::: Material to process :::

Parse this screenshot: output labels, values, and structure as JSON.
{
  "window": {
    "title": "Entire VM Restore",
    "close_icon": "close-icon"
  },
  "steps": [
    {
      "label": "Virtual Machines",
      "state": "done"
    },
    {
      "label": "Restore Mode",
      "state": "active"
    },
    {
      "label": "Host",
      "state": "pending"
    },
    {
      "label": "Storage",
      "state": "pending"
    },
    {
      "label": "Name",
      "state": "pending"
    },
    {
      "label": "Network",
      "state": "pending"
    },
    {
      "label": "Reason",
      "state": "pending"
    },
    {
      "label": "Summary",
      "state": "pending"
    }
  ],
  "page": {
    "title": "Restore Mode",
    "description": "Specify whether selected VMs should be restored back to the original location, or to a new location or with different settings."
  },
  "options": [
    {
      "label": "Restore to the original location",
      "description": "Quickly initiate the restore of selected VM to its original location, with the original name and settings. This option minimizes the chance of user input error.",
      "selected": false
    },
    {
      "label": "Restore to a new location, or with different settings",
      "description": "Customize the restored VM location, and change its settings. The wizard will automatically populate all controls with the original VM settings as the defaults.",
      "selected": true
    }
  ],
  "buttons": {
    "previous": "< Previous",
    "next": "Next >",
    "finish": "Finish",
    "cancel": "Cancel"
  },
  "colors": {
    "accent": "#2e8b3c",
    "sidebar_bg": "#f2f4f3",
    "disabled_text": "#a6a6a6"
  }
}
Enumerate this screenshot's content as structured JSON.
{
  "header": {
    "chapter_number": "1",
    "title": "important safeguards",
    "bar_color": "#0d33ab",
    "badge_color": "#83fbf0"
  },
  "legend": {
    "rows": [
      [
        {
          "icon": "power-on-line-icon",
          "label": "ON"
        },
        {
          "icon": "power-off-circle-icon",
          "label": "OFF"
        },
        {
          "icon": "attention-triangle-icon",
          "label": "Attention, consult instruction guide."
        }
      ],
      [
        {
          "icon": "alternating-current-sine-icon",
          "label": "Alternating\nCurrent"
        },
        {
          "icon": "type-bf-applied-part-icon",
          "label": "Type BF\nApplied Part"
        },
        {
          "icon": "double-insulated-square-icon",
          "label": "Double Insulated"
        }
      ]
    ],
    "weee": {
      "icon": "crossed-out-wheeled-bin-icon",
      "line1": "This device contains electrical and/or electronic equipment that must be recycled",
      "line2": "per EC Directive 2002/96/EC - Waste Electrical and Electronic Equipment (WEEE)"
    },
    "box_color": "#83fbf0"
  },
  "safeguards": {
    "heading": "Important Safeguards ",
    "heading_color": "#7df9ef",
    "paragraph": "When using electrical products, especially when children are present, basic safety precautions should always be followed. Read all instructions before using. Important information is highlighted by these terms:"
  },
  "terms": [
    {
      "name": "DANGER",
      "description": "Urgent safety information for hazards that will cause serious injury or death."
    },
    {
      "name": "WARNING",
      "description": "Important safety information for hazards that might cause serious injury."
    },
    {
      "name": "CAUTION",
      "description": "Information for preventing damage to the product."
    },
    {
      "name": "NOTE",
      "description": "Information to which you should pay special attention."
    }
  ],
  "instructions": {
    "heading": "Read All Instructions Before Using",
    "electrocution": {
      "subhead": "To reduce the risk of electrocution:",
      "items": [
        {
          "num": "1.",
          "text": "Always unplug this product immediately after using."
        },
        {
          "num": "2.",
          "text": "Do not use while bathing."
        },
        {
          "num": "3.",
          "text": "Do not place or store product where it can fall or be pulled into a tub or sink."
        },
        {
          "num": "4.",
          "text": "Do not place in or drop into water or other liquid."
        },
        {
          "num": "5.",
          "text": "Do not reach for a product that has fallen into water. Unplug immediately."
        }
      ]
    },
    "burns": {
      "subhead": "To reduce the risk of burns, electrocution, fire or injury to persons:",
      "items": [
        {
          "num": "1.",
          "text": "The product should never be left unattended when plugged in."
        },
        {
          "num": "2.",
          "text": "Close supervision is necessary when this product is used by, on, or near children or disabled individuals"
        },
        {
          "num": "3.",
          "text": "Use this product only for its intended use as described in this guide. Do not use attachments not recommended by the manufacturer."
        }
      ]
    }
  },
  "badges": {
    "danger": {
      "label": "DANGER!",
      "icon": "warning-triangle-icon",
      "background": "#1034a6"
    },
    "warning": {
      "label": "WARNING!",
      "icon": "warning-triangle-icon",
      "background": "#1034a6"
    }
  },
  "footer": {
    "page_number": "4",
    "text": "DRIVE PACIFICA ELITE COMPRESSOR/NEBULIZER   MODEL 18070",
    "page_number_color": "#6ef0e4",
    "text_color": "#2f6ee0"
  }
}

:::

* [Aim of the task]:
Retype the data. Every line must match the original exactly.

* [Output below]:
Parse this screenshot: output labels, values, and structure as JSON.
{
  "window": {
    "title": "Entire VM Restore",
    "close_icon": "close-icon"
  },
  "steps": [
    {
      "label": "Virtual Machines",
      "state": "done"
    },
    {
      "label": "Restore Mode",
      "state": "active"
    },
    {
      "label": "Host",
      "state": "pending"
    },
    {
      "label": "Storage",
      "state": "pending"
    },
    {
      "label": "Name",
      "state": "pending"
    },
    {
      "label": "Network",
      "state": "pending"
    },
    {
      "label": "Reason",
      "state": "pending"
    },
    {
      "label": "Summary",
      "state": "pending"
    }
  ],
  "page": {
    "title": "Restore Mode",
    "description": "Specify whether selected VMs should be restored back to the original location, or to a new location or with different settings."
  },
  "options": [
    {
      "label": "Restore to the original location",
      "description": "Quickly initiate the restore of selected VM to its original location, with the original name and settings. This option minimizes the chance of user input error.",
      "selected": false
    },
    {
      "label": "Restore to a new location, or with different settings",
      "description": "Customize the restored VM location, and change its settings. The wizard will automatically populate all controls with the original VM settings as the defaults.",
      "selected": true
    }
  ],
  "buttons": {
    "previous": "< Previous",
    "next": "Next >",
    "finish": "Finish",
    "cancel": "Cancel"
  },
  "colors": {
    "accent": "#2e8b3c",
    "sidebar_bg": "#f2f4f3",
    "disabled_text": "#a6a6a6"
  }
}
Enumerate this screenshot's content as structured JSON.
{
  "header": {
    "chapter_number": "1",
    "title": "important safeguards",
    "bar_color": "#0d33ab",
    "badge_color": "#83fbf0"
  },
  "legend": {
    "rows": [
      [
        {
          "icon": "power-on-line-icon",
          "label": "ON"
        },
        {
          "icon": "power-off-circle-icon",
          "label": "OFF"
        },
        {
          "icon": "attention-triangle-icon",
          "label": "Attention, consult instruction guide."
        }
      ],
      [
        {
          "icon": "alternating-current-sine-icon",
          "label": "Alternating\nCurrent"
        },
        {
          "icon": "type-bf-applied-part-icon",
          "label": "Type BF\nApplied Part"
        },
        {
          "icon": "double-insulated-square-icon",
          "label": "Double Insulated"
        }
      ]
    ],
    "weee": {
      "icon": "crossed-out-wheeled-bin-icon",
      "line1": "This device contains electrical and/or electronic equipment that must be recycled",
      "line2": "per EC Directive 2002/96/EC - Waste Electrical and Electronic Equipment (WEEE)"
    },
    "box_color": "#83fbf0"
  },
  "safeguards": {
    "heading": "Important Safeguards ",
    "heading_color": "#7df9ef",
    "paragraph": "When using electrical products, especially when children are present, basic safety precautions should always be followed. Read all instructions before using. Important information is highlighted by these terms:"
  },
  "terms": [
    {
      "name": "DANGER",
      "description": "Urgent safety information for hazards that will cause serious injury or death."
    },
    {
      "name": "WARNING",
      "description": "Important safety information for hazards that might cause serious injury."
    },
    {
      "name": "CAUTION",
      "description": "Information for preventing damage to the product."
    },
    {
      "name": "NOTE",
      "description": "Information to which you should pay special attention."
    }
  ],
  "instructions": {
    "heading": "Read All Instructions Before Using",
    "electrocution": {
      "subhead": "To reduce the risk of electrocution:",
      "items": [
        {
          "num": "1.",
          "text": "Always unplug this product immediately after using."
        },
        {
          "num": "2.",
          "text": "Do not use while bathing."
        },
        {
          "num": "3.",
          "text": "Do not place or store product where it can fall or be pulled into a tub or sink."
        },
        {
          "num": "4.",
          "text": "Do not place in or drop into water or other liquid."
        },
        {
          "num": "5.",
          "text": "Do not reach for a product that has fallen into water. Unplug immediately."
        }
      ]
    },
    "burns": {
      "subhead": "To reduce the risk of burns, electrocution, fire or injury to persons:",
      "items": [
        {
          "num": "1.",
          "text": "The product should never be left unattended when plugged in."
        },
        {
          "num": "2.",
          "text": "Close supervision is necessary when this product is used by, on, or near children or disabled individuals"
        },
        {
          "num": "3.",
          "text": "Use this product only for its intended use as described in this guide. Do not use attachments not recommended by the manufacturer."
        }
      ]
    }
  },
  "badges": {
    "danger": {
      "label": "DANGER!",
      "icon": "warning-triangle-icon",
      "background": "#1034a6"
    },
    "warning": {
      "label": "WARNING!",
      "icon": "warning-triangle-icon",
      "background": "#1034a6"
    }
  },
  "footer": {
    "page_number": "4",
    "text": "DRIVE PACIFICA ELITE COMPRESSOR/NEBULIZER   MODEL 18070",
    "page_number_color": "#6ef0e4",
    "text_color": "#2f6ee0"
  }
}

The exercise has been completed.